At the ripe age of twenty-five, Phineas Bogg never guessed that he would grow bored with the frivolity of his privileged life and the vanities of his extremely handsome youth. Although far from a dandy, Phineas had often been seen at influential public events, shows, and gatherings with various ladies on his arm. He never took the outings very seriously, and always looked out for grander prospects than to marry young and settle into his wealth. His professors noted he was a plucky man, prone to distraction, but dedicated to his assigned tasks and a loyal sort that would do his best in whatever situation was thrust upon him.
"Your imagination, creativity and youthful vivacity will certainly aid you in your future occupation," they had cryptically told him. They never breathed a word on what that future occupation would be, until his final year.
A bolt of blue lightning streaked across the sky and a few of his newly installed light bulbs burned out. Phineas stood up and approached the window. He would fix them in the morning. Raindrops pattered down, then the sky opened up and he could no longer see the streets before him. He rested his hands on the windowpane.
"I can only hope whomever is lost out there tonight finds safe haven." He murmured.
Phineas cracked his knuckles and stretched out his sinewy body. He was going to have to engage in some sport before long, or else he would lose his stamina. He chuckled at the thought of his maid, Ramona. She had been scolding him to eat more because she felt he was growing much too gaunt. Ramona was a cheery, elderly Scot who had served the Bogg family since Phineas was in knickers. She was the only woman he trusted next to his mother and he viewed her as family. Gracious servitude was her life course and she had grown very fond of the Boggs. Although she feared losing her position upon his parent's death, Phineas would have never thought to turn her out.
Phineas' keen eyes focused on the streets below. The downpour ebbed but he observed people still running to find refuge and shuttering their windows and storefronts. The lightning and thunder continued their boisterous noise and frightened horses. Phineas' gaze happened upon a small figure in dark, shabby clothing sprinting down the cobblestone. Racing alongside him was a large brown dog. A bull mastiff perhaps? Phineas didn't care. He claimed to boast plenty of teeth marks to back up his general dislike for the slobbering creatures. Twenty feet behind them was a police Constable angrily waving his baton. Phineas didn't know whom he wanted to win this race, the unfortunate pickpocket and his mutt, or the crooked law official. He rooted for the child and laughed aloud when he knocked over a block of ice and slid down an alley to his freedom.

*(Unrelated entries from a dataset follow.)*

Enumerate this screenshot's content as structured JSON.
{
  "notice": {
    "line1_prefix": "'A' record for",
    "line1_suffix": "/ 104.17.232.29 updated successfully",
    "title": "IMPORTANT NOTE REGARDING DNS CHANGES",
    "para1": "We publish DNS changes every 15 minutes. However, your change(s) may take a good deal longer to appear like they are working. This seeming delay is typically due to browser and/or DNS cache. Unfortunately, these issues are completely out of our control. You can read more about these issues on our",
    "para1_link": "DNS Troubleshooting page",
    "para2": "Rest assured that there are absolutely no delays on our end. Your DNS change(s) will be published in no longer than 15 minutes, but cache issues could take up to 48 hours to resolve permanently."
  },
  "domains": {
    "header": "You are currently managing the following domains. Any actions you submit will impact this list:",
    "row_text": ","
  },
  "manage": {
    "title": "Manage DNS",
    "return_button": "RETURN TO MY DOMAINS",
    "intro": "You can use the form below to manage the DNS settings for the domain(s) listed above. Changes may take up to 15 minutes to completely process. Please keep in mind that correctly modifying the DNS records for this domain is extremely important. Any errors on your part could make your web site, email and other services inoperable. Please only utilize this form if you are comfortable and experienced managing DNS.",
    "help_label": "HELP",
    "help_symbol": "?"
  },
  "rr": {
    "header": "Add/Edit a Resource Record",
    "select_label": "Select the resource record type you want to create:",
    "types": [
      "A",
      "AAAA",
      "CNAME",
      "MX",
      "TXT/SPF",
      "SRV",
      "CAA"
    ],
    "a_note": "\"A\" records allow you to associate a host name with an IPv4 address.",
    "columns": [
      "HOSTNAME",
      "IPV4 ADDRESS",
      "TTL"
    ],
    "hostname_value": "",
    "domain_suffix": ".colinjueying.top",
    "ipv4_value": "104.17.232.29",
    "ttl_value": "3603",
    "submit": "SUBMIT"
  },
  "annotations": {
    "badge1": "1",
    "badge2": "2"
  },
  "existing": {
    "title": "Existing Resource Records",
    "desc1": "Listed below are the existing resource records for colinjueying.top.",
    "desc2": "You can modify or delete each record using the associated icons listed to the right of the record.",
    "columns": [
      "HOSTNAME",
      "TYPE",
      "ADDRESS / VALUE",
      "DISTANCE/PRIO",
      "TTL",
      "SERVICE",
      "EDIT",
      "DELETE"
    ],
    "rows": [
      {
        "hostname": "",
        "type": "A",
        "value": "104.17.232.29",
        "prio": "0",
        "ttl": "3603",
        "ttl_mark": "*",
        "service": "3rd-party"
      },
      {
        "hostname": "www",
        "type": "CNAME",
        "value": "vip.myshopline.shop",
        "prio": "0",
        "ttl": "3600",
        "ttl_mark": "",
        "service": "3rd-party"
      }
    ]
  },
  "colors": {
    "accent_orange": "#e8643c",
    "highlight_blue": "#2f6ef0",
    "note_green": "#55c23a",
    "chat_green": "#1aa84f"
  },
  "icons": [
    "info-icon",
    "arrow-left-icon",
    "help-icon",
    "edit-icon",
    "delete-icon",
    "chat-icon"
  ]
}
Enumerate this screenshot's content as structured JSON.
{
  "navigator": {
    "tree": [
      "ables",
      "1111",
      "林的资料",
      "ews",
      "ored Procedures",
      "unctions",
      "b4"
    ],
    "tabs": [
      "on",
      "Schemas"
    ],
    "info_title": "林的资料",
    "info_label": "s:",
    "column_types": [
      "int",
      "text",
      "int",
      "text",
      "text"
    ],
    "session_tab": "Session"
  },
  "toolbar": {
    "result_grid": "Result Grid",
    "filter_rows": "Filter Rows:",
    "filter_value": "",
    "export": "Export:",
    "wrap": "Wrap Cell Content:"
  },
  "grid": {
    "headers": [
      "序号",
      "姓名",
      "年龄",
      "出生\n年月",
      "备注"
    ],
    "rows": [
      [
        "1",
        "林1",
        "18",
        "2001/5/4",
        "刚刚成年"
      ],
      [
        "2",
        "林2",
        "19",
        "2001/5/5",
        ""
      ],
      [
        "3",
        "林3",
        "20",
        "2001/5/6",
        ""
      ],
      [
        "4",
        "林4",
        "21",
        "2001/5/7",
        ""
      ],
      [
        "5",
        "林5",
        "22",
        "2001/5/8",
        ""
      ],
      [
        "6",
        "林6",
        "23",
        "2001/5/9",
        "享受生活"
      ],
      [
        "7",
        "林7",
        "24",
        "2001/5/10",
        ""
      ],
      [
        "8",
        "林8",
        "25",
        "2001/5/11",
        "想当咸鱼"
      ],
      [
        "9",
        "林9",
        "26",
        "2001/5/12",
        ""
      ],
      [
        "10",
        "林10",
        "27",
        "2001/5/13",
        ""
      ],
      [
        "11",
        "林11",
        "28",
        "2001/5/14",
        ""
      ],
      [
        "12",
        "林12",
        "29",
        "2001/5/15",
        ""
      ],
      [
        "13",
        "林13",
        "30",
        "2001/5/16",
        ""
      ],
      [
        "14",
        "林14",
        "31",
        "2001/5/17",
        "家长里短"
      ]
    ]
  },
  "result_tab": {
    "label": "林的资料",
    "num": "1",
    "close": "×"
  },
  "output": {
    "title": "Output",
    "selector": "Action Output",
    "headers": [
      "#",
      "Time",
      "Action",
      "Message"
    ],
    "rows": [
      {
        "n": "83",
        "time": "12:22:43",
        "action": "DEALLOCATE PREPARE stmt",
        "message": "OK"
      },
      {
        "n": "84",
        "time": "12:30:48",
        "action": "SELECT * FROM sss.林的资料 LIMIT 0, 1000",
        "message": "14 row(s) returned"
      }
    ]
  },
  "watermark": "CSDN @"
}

The officer skidded, and then teetered over the icy shards until he landed on his behind in a muddy, soaking mess. A slew of foul words escaped him and he vowed to catch up to the boy next time. Phineas opened his window and peered closer at the alley. He noticed the boy gazing upward in his direction with resolute, dark eyes, as if committing his building to memory.
Phineas waved and then closed his window and turned to his table. He didn't want the boy to think he could run to him for refuge. He knew where he came from – a rotten gang of street hooligans from the Lower East side that preyed on the wealthy. Phineas wasn't about to become one of their victims. His conscience bothered him. The apartment would be a perfectly safe haven for the boy in this storm, but he couldn't jeopardize his plans. Work still called for him, but sleep also beckoned. Phineas ruffled his sandy-colored hair and packed up his supplies for the evening with a wry smile.
"One day, very soon, I will no longer be a prisoner of time…"